By Carol Davis Younger
Three days after the Michael Dunn verdict, Chanequa Walker-Barnes, who teaches pastoral care and counseling at McAfee School of Theology, preached in chapel. She challenged Christians to share the hurt of those devastated that the Florida jury found Dunn guilty of attempted murder for firing into a car of unarmed teens but not guilty of the primary charge, the first degree murder of Jordan Davis.
Walker-Barnes preached, “Many Black Christians who worship in predominantly white congregations or under the leadership of white pastors found the church strangely silent, our grief glossed over with triumphal praise songs, our need for lament stifled. … I believe that what African-American Christians need right now is for our sisters and brothers in Christ to do more than stand in silent solidarity.
“We need to see faith in action. We need to know that as we are feeling persecuted and scattered, that as we are struggling with how to raise our children to be safe and whole in a world that is not safe for them, that you are not simply going on with business as usual. We need to know that your lives are affected. We need to know that you will stand with us even when it’s uncomfortable, when it’s costly.

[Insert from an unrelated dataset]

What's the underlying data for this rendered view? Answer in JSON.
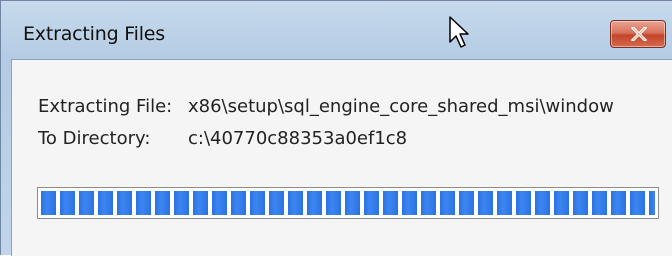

We need you to cast stones at an unjust system.”
How does the church answer this call for faith in action? How do we stand with those who need our presence? How do we interrupt business as usual and seize those moments that invite us to new ministry?
“Conversion means starting with who we are, not who we wish we were,” writes Kathleen Norris in Dakota: A Spiritual Geography. Maybe conversion starts in our weekly prayer meetings. If our church prayer lists only reflect the personal needs of those closest to us, what concerns would Jesus want us to add? In an effort to avoid politics, have we stopped praying for the needs of the world that God commands us to consider? Could we widen the scope of our compassion by including globes and newspapers on Wednesday night supper tables? Would we begin praying about injustice in the world if we invited those most affected by these wrongs to share their stories with us?
Christ’s Church learns to pray the news. Highland Hills Baptist Church in Macon, Ga., gathers monthly for “Touch Ministry” on Sunday afternoons. In addition to writing visitors, shut-in members and persons on the church’s prayer list, participants gather around a stack of current newspapers, read the news and write notes of prayer, encouragement and shared sorrow to those mentioned in the articles.
In a prayerful response to recent jury verdicts, one Atlanta church posted the following on its marquee: “How to Stand One’s Ground: Matthew 5:38-48.” Jesus’ take on turning the other cheek and loving enemies challenges conventional wisdom and law.
When Jesus told the disciples, “Follow me,” they dropped their nets and their world expanded. Jesus enlarged their perspective, stretched their prayer list and led them to a world desperate for their care.
Jesus invites us to follow him into a wider ministry, as well. We can pray the news and receive courage. We can seek God’s guidance and wisdom. We can discern how to put our faith into action. We can ask God to help us love.